Decommissioning of illegally held weapons will, of course, be one of many preconditions to such talks reaching a satisfactory outcome. So will a revision of the amount of legally held weapons which were licensed in the context of the conflict while it prevailed. So will an end to the continuing horrific practice of "punishment beatings" and shootings by both sets of paramilitaries. So will the evolution of a largely unarmed police service which clearly cannot happen while the population is so highly armed.

Part of the reality of enabling all of these desirable things to happen is the start of all party talks, with the aim of agreement among the people of Northern Ireland as to how they can live together in peace while respecting each other's chosen identities. It is an agenda that, when ultimately addressed, will clearly include resolving all weapons related issues.

Many unionists and Irish nationalists will approach such talks with a great deal of mistrust. Many people will want such mistrust to be alleviated by a gesture from "the other side" before talks begin. Despite the many complexities, the Mitchell Commission should be able to devise a series of suggested gestures that would be seen to be impartial and constructive.

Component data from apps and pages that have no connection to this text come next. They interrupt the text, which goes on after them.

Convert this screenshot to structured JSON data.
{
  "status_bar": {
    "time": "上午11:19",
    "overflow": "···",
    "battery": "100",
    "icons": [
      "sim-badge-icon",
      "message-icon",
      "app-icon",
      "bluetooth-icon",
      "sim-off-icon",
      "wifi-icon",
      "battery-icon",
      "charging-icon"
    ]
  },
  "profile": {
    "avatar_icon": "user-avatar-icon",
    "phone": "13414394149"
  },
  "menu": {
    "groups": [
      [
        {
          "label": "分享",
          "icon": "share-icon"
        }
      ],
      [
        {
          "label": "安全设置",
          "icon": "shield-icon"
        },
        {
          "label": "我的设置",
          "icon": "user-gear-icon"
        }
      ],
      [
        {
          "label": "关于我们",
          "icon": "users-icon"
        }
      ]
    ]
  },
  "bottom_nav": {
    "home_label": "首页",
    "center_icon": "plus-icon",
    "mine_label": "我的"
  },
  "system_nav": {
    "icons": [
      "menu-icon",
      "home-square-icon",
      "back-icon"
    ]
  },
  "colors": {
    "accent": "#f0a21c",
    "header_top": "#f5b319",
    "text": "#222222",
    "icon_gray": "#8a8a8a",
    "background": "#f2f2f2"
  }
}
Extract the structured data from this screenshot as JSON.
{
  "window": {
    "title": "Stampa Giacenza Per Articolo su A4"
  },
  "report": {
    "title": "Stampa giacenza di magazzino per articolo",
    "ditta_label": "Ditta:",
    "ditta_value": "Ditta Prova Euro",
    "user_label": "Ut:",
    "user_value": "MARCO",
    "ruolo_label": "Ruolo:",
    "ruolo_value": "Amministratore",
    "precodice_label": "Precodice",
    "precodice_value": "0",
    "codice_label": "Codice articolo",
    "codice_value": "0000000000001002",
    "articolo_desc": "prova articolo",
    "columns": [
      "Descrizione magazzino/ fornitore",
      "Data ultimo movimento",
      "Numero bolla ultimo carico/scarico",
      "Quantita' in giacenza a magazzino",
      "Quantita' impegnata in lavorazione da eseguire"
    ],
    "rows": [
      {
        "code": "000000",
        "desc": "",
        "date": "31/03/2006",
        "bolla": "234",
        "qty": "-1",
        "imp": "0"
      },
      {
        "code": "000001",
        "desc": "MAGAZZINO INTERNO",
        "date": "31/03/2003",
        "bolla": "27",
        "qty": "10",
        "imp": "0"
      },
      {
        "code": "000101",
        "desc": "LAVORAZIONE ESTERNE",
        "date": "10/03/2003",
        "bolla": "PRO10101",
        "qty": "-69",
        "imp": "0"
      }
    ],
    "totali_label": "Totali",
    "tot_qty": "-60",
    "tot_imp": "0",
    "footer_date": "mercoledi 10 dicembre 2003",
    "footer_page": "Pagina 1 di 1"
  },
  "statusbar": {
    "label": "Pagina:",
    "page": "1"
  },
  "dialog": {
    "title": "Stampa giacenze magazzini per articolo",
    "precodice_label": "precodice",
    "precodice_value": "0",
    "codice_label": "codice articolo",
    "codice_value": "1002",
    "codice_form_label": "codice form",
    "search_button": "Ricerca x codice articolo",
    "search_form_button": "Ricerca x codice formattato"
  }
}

The paramilitaries on either side could make explicit their intention not to restart their killing campaigns. They could stop the practice of "punishment" beatings a shootings. A revised set of conditions could be suggested for the licensing of legally held weapons in Northern Ireland. The Mitchell Commission itself, or an alternative independent body, could continue to exist as a permanent advisory commission.

While it should not be a precondition to starting all party talks, the paramilitaries could choose to decommission (not surrender) some offensive weaponry such as explosive's, with a stated purpose of their own choosing for doing so, while retaining until later in the process other weapons which they currently believe they may need for self defence.

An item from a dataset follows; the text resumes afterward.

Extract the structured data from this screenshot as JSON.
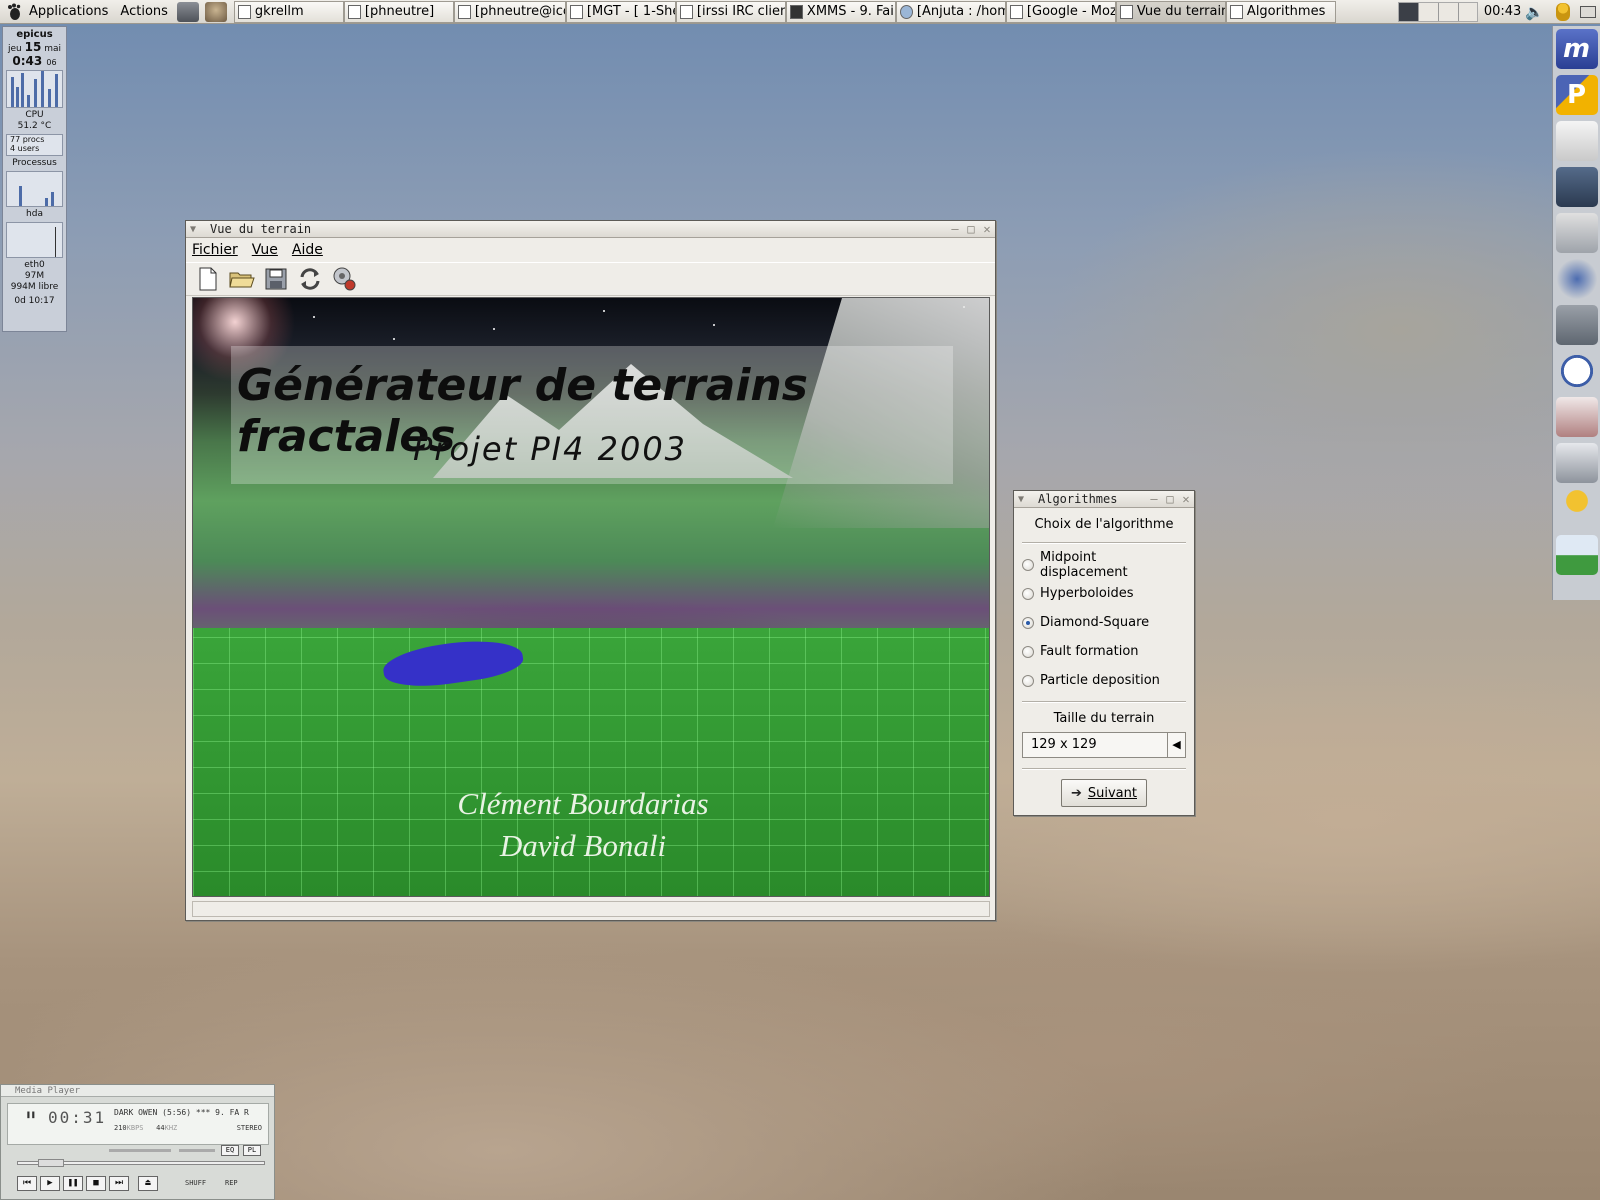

In reality regardless of the decommissioning issue, and regardless of ideological arguments about what is or is not written down in various joint government documents, everyone involved in all party talks will have the best safeguard that anyone can possibly have in any negotiations about anything, in the recognition by virtually everyone else that a solution cannot be imposed on any section of the Northern Ireland community.

The most important part of the peace equation at the moment is not weapons, but attitudes on all sides. Everyone knows that we cannot have a lasting settlement without all party talks. Everyone knows what the "other side" could do to remove the obstacles to such talks. Everyone should now also ask what they themselves can do to make it easier for the "other side" to reciprocate. Whoever makes the next significant move in that direction will not be seen to have surrendered, but to have brought closer a lasting and just peace. Yours, etc., (chair person), (coordinator) New Consensus, 7 Dargle Road, Drumcondra, Dublin 9.